Ill-Defined Problems

Games such as chess and go have a well-defined structure. All permissible moves are defined by a few rules, nonpermissible moves can be easily detected, and what constitutes a victory is unequivocal. Victory in a political debate, on the other hand, is ill-defined. The set of permissible actions is not clearly defined, nor is what constitutes a winner. Is it better arguments, rhetoric, or one-liners? Unlike chess, a debate allows both candidates and their followers to claim victory. Similarly, in most bargaining situations (with the exception of auctions), the rules between buyers and sellers, employers and unions, are incompletely specified and need to be negotiated in the process. In everyday situations, rules are only partially known, can be overthrown by a powerful player, or are kept intentionally ambiguous. Uncertainty is prevalent; deception, lying, and lawbreaking possible. As a consequence, there are no optimal strategies known for winning a battle, leading an organization, bringing up children, or investing in the stock market. But, of course, good-enough strategies do exist.

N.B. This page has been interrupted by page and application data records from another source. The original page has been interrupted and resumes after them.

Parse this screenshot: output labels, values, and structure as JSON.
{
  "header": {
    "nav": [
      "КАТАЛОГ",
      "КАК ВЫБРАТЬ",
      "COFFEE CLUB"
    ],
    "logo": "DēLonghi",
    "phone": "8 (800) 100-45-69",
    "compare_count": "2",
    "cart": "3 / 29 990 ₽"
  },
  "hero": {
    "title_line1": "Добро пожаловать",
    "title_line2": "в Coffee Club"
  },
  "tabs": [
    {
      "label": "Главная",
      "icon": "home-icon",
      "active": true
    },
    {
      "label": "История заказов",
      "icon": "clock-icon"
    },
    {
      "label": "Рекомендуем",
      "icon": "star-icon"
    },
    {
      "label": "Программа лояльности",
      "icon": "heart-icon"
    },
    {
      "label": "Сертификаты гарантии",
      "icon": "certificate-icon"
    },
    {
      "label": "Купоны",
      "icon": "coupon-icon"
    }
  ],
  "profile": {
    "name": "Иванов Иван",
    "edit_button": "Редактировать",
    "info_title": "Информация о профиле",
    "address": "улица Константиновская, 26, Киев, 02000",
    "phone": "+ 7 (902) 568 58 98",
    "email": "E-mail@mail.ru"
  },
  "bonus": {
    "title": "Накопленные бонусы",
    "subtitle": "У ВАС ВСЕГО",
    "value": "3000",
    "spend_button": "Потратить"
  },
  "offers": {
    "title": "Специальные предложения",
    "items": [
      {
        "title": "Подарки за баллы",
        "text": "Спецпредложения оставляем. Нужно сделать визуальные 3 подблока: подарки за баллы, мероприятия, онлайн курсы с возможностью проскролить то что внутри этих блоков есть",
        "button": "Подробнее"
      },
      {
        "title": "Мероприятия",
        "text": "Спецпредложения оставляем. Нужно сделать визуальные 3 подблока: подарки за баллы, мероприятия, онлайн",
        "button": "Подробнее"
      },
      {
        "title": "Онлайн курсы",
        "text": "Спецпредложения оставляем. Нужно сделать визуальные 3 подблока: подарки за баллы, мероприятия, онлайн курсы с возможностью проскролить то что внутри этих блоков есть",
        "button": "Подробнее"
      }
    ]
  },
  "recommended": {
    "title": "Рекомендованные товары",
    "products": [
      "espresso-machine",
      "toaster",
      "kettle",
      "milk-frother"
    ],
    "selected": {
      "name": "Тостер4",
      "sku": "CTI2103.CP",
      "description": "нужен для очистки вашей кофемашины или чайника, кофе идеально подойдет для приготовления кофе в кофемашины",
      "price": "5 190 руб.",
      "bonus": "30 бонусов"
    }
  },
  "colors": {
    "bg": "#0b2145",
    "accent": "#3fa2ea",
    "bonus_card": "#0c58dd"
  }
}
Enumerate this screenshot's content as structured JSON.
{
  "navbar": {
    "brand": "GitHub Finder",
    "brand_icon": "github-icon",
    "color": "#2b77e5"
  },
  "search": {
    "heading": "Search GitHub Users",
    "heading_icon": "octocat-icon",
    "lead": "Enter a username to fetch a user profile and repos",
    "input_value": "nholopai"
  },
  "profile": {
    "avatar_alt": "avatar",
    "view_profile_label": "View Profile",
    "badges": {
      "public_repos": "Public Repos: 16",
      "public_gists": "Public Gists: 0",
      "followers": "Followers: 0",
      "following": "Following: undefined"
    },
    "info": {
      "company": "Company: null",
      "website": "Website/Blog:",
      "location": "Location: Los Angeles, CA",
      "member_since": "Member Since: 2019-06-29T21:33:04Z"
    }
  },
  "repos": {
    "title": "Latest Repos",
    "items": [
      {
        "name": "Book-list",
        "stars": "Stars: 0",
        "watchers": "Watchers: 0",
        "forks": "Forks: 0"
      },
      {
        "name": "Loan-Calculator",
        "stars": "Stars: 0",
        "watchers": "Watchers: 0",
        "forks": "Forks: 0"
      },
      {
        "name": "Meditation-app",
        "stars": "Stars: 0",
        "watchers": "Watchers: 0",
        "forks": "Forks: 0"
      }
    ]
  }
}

In fact, people often prefer to retain a certain amount of ambiguity rather than to try to spell out all details. This is even true in legal contracts. The law in many countries assumes that a contract should spell out all possible consequences for the actions of each party, including punishment. Yet every smart lawyer knows that there is no perfectly watertight contract. Moreover, a large proportion of people who enter legal agreements feel that it is better to leave parts of the contract less well defined than they need be. As the legal expert Robert Scott argues, people may sense that there is no way to generate perfect certainty, but bet instead on the psychological factor of reciprocity, a powerful motivation for both sides in a contract. Trying to spell out all eventualities can seem like a lack of trust to the other partner and may actually do more harm than good.

The study of the match between the mind and its environment is still in its infancy. Prevailing explanations in the social sciences still look at only one of Simon’s blades, focusing either on attitudes, traits, preferences, and other factors inside the mind or on external factors such as economic and legal structures. To understand what goes on inside our minds, we must look outside of them, and to understand what goes on outside, we should look inside.